Works in Progress session on Russian Imperial Humanitarianism & Armenian Refugees on the Caucasus Front of the Great War

On April 19, 2017, CRRC, ARISC and American Councils are proud to present the 6th talk of the Spring 2017 Works-in-Progress series on “Russian Imperial Humanitarianism & Armenian Refugees on the Caucasus Front of the Great War” by Asya Darbinyan, Strassler Center for Holocaust and Genocide Studies, Clark University.

“Russia” and “humanitarianism” are rarely coupled in the historical literature on the 20th century. Yet, my research emphasizes the importance of exploring imperial Russia’s response to the Armenian refugee crisis on the Caucasus battlefront of World War I. The recognition of an emergency situation by Russian imperial authorities transformed political and public reaction to genocide into action: substantial Armenian relief work. The imperial government as well as a number of non-governmental organizations established in the Russian empire provided assistance to hundreds of thousands of Armenian refugees.

What was the Russian imperial government’s vision with regards to the future of Ottoman-Armenian refugees? Did Russian authorities have a concrete plan for the occupied territories of eastern Turkey? Was the Russian relief work for Armenians humanitarianism or was it part of a larger imperial or colonization project? Or did these agendas overlap? Besides, to what extent were policies of Russian authorities towards Armenians general rather than specific?

Addressing these questions my talk plumbs the motivations for humanitarian assistance and the Russian context of humanitarianism. Drawing upon materials in military and historical archives in Moscow and St. Petersburg, in the Armenian National Archives in Yerevan, and the Georgian Central Historical Archive in Tbilisi for the first time, my work offers new perspective on Russian policy towards Armenians during the genocide and elucidates complexity of Russian humanitarianism during the Great War.
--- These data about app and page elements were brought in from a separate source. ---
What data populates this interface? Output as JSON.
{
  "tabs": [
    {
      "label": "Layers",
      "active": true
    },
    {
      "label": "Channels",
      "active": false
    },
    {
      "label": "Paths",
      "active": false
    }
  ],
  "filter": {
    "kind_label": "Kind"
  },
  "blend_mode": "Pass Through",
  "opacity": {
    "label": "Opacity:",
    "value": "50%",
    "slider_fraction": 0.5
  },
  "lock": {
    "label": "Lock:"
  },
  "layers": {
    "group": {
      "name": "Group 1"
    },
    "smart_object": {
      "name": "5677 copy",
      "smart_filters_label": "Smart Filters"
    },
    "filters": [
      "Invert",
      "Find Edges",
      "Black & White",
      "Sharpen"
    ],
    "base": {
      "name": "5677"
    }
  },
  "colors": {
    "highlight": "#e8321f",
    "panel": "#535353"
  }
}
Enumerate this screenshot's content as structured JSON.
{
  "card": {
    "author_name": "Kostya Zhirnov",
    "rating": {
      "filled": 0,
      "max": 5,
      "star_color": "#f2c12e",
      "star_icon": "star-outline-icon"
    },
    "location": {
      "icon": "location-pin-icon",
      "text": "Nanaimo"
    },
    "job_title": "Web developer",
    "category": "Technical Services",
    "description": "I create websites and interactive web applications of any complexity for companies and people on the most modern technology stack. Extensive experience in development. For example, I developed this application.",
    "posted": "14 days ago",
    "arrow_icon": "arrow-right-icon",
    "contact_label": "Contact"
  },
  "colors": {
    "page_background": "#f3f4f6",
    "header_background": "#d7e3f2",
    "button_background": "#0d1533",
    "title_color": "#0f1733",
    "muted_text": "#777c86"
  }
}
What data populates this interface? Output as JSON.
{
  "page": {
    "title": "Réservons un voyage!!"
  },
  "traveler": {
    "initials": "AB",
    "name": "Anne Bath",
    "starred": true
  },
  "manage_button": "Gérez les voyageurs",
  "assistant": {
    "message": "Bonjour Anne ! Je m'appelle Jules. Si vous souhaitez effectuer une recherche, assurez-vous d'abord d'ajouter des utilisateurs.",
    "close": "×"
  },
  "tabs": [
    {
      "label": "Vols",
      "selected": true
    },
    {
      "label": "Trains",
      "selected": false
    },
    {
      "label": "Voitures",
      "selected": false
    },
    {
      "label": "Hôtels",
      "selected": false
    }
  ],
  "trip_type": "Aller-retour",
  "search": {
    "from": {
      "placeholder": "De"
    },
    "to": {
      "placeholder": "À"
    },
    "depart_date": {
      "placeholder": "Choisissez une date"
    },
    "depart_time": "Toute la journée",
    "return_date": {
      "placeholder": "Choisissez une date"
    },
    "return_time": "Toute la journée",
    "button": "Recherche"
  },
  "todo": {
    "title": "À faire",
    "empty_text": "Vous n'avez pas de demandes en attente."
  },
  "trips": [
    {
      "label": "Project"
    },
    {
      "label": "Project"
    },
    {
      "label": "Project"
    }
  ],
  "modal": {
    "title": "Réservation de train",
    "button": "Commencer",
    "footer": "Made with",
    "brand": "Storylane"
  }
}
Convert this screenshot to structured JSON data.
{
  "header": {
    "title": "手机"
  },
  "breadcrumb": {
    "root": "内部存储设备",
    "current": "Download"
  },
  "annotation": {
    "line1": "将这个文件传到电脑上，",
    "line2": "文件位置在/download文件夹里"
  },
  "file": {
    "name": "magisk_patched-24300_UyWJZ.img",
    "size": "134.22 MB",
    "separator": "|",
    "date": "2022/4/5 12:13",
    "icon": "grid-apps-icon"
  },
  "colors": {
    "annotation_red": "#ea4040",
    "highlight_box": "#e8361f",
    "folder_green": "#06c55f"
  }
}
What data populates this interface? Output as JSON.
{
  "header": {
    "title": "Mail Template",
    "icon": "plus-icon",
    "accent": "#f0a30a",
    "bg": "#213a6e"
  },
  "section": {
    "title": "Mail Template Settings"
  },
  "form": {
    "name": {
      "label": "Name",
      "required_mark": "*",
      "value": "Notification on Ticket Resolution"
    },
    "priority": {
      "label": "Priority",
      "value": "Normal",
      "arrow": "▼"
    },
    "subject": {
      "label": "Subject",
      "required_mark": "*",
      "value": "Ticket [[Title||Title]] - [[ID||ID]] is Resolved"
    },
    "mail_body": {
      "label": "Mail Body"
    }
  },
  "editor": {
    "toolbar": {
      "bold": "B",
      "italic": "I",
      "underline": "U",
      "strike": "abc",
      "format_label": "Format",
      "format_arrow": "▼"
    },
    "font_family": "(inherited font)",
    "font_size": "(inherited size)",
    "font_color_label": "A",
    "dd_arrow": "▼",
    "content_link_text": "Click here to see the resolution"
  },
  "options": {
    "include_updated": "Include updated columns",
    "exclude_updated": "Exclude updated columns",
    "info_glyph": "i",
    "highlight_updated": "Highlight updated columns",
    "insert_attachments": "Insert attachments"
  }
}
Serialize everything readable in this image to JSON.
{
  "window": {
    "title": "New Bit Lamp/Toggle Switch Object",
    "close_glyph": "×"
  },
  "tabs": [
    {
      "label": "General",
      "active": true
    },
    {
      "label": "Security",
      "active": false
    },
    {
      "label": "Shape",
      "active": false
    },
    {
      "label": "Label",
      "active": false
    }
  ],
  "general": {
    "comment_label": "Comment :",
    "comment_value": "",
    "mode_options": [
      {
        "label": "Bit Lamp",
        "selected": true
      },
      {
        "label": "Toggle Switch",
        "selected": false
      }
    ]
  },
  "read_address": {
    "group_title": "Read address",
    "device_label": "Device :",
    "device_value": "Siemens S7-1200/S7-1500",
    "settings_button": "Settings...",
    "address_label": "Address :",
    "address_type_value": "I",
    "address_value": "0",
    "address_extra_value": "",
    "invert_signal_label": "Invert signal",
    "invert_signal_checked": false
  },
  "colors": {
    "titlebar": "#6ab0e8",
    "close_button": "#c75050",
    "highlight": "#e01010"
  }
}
Asya Darbinyan is a PhD Candidate at the Strassler Center for Holocaust and Genocide Studies, Clark University (Worcester, MA). Her dissertation explores the Russian Empire’s response to the Armenian Genocide and to the refugee crisis at the Caucasus front of the Great War. Previously, Darbinyan worked at the Armenian Genocide Museum-Institute, Yerevan, as a senior research fellow and the Deputy Director of the museum. As a European Holocaust Research Infrastructure (EHRI) Fellow, Darbinyan pursued her project on comparative study of humanitarian assistance for Armenians during the Genocide and for Jews during the Holocaust, at Shoah Memorial, and Nubarian Library of AGBU, Paris, and as Carnegie Research Fellow at University of California, Los Angeles, she studied the Near East Relief publicity campaign for Armenian orphans, under supervision of Prof. Richard Hovanissian. She has scholarly articles published in Armenian and in English, and a chapter in volume Plight and Fate of Children During and Following Genocide – Genocide: A Critical Bibliographic Review, co-authored with Dr. Rubina Peroomian.

W-i-P is an ongoing academic discussion series based in Tbilisi, Georgia, that takes place at the new office of CRRC at Chkhikvadze St. 1. It is co-organized by the Caucasus Research Resource Centers (CRRC), the American Councils for International Education: ACTR/ACCELS, and the American Research Institute of the South Caucasus (ARISC). All of the talks are free and open to the public.

The purpose of the W-i-P series is to provide support and productive criticism to those researching and developing academic projects pertaining the Caucasus region.

Would you like to present at one of the W-i-P sessions, please contact: